On average, small entry-level units have a monthly rating of about 3,000 square feet. Exceeding this amount is considered outside of normal operating parameters. However, since most companies print only around 1,500 square feet per month, the smaller duty cycles do not pose a problem.
Pictured: Canon TM-305 MFP Z36
Toner-based plotters, however, can easily handle many thousands of square feet of printing per month. For instance, the Canon PlotWave 7500 can produce 25,000+ square feet of monthly printing. That is 4,167 D-size sheets – a fantastic number by today's standards.
Inkjets are now faster than ever. A big reason for this is the increased onboard processing power. Many units now come with a powerful PC processor, more RAM, and an onboard Hard Drive to help spool prints.
Still, toner machines are generally faster. But, with average print volumes dropping, many people find that modern inkjets are more that fast enough for them. For example, a Canon TM-305 prints about 2 D-size sheets per minute, the TX-3100 about 3 sheets, and the TZ-30000 can do 4 per minute.
HP PageWide - Single Pass Plotter Technology
A newer inkjet technology emerged in the past few years - single-pass inkjet. A couple knows this process of different names, Memjet and HP PageWide, but the process is the same.
Unlike standard inkjets that use a traveling print head, this new single-pass technology relies on a long, stationary print head that jets ink onto a traveling media underneath. Thus the "single pass" of the print head over the print material.
If you haven't seen it, this type of printing is certainly impressive. An inherent benefit of single pass printing is speed. In fact, it is possible for some of these machines to print up to 16 D-size pages per minute.
Additionally, manufactures of single pass printers are promoting a lower operational cost of these systems, but be warned, these new devices are not for everybody. There are some limitations to consider:
They are large: Most high-speed ink jet systems are commercial printers and unsuitable for traditional office environments. In addition, their excessive mass can make them difficult to install, presenting challenges regarding doors, tight turns, and standard-size elevators.
They are heavy: Generally, single pass printers weigh more than 1,000 pounds. This weight can be challenging for locations that need concrete or reinforced floors.
High speed may not be necessary: Realistically, most Architectural and Engineering offices today average 1,500 square feet per month of printing output.
This figure has shrunk over the years as companies digitize some of their workflow and utilize their large format printers for more color-centric duties. So, as the demand lowers, so does the need to print a lot of sheets quickly.
PostScript Compatibility: For professionals who need advanced graphics capabilities, it's essential to consider a PostScript-compatible printer like the HP Designjet T1700 or the Canon GP Series. These printers ensure accurate rendering of complex graphics, making them ideal for design work and other visually demanding tasks.
Environmental Impact: Inkjet plotters are more environmentally friendly than their toner counterparts. They use water-based inks, which are easier to dispose of and produce fewer harmful emissions. Additionally, the energy consumption of inkjet printers like the HP Designjet Z6 and Canon TX-4100 is much lower than that of toner-based plotters.

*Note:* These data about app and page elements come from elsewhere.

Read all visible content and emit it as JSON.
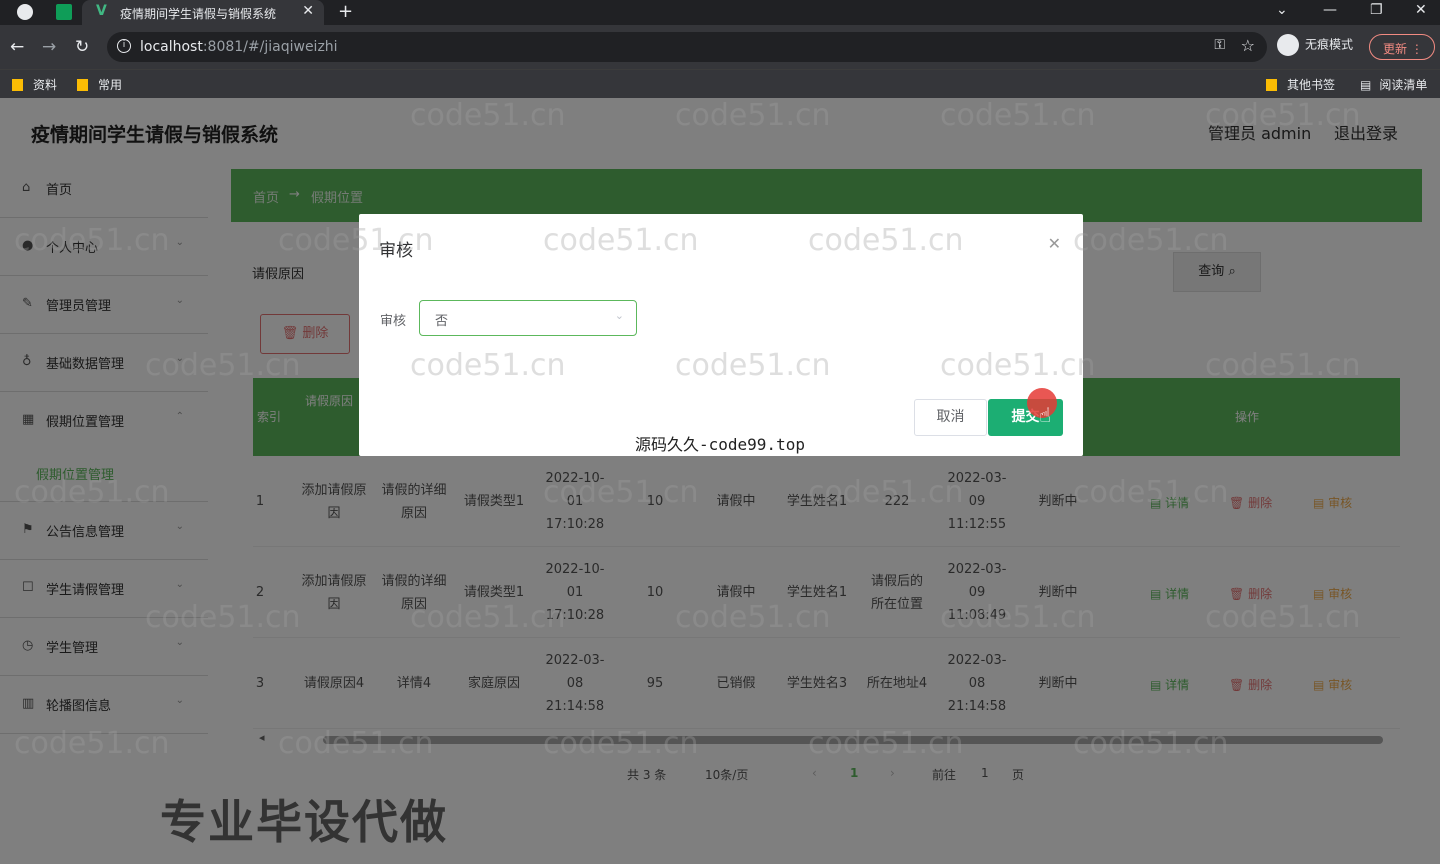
{
  "browser": {
    "tab_title": "疫情期间学生请假与销假系统",
    "url_host": "localhost",
    "url_rest": ":8081/#/jiaqiweizhi",
    "incognito_label": "无痕模式",
    "update_label": "更新",
    "bookmarks": [
      "资料",
      "常用"
    ],
    "bookmarks_right": [
      "其他书签",
      "阅读清单"
    ]
  },
  "header": {
    "title": "疫情期间学生请假与销假系统",
    "admin_label": "管理员 admin",
    "logout_label": "退出登录"
  },
  "sidebar": {
    "items": [
      {
        "label": "首页",
        "icon": "home-icon"
      },
      {
        "label": "个人中心",
        "icon": "user-icon"
      },
      {
        "label": "管理员管理",
        "icon": "edit-icon"
      },
      {
        "label": "基础数据管理",
        "icon": "mic-icon"
      },
      {
        "label": "假期位置管理",
        "icon": "grid-icon"
      },
      {
        "label": "公告信息管理",
        "icon": "flag-icon"
      },
      {
        "label": "学生请假管理",
        "icon": "doc-icon"
      },
      {
        "label": "学生管理",
        "icon": "clock-icon"
      },
      {
        "label": "轮播图信息",
        "icon": "chart-icon"
      }
    ],
    "active_sub": "假期位置管理"
  },
  "breadcrumb": {
    "home": "首页",
    "arrow": "→",
    "current": "假期位置"
  },
  "search": {
    "label": "请假原因",
    "query_button": "查询"
  },
  "toolbar": {
    "delete_button": "删除"
  },
  "table": {
    "headers": [
      "索引",
      "请假原因",
      "操作"
    ],
    "rows": [
      {
        "idx": "1",
        "reason": "添加请假原因",
        "detail": "请假的详细原因",
        "type": "请假类型1",
        "time": "2022-10-01 17:10:28",
        "days": "10",
        "status": "请假中",
        "student": "学生姓名1",
        "location": "222",
        "created": "2022-03-09 11:12:55",
        "judge": "判断中"
      },
      {
        "idx": "2",
        "reason": "添加请假原因",
        "detail": "请假的详细原因",
        "type": "请假类型1",
        "time": "2022-10-01 17:10:28",
        "days": "10",
        "status": "请假中",
        "student": "学生姓名1",
        "location": "请假后的所在位置",
        "created": "2022-03-09 11:08:49",
        "judge": "判断中"
      },
      {
        "idx": "3",
        "reason": "请假原因4",
        "detail": "详情4",
        "type": "家庭原因",
        "time": "2022-03-08 21:14:58",
        "days": "95",
        "status": "已销假",
        "student": "学生姓名3",
        "location": "所在地址4",
        "created": "2022-03-08 21:14:58",
        "judge": "判断中"
      }
    ],
    "action_detail": "详情",
    "action_delete": "删除",
    "action_audit": "审核"
  },
  "pagination": {
    "total": "共 3 条",
    "page_size": "10条/页",
    "current": "1",
    "goto_label": "前往",
    "goto_value": "1",
    "page_unit": "页"
  },
  "dialog": {
    "title": "审核",
    "field_label": "审核",
    "select_value": "否",
    "cancel_label": "取消",
    "submit_label": "提交"
  },
  "caption": "源码久久-code99.top",
  "promo_text": "专业毕设代做",
  "watermark_text": "code51.cn"
}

Lots of changes have occurred in both the AEC and wide-format plotter industries in just a few years. Lower print demands, the need for more full-color drawings, and better technology have completely disrupted the traditional models.
In the past, LED toner plotters where championed as far superior to their ink jet counterparts. However, that is no longer the case. Today’s inkjet systems are powerful units that can print larger volumes, quickly, and inexpensively.
Ultimately, companies need to be smart about their wide-format technology investments and consider all the factors before deciding on a system.
What is your large-format technology of choice?
This article first appeared on the TAVCO parent website - here.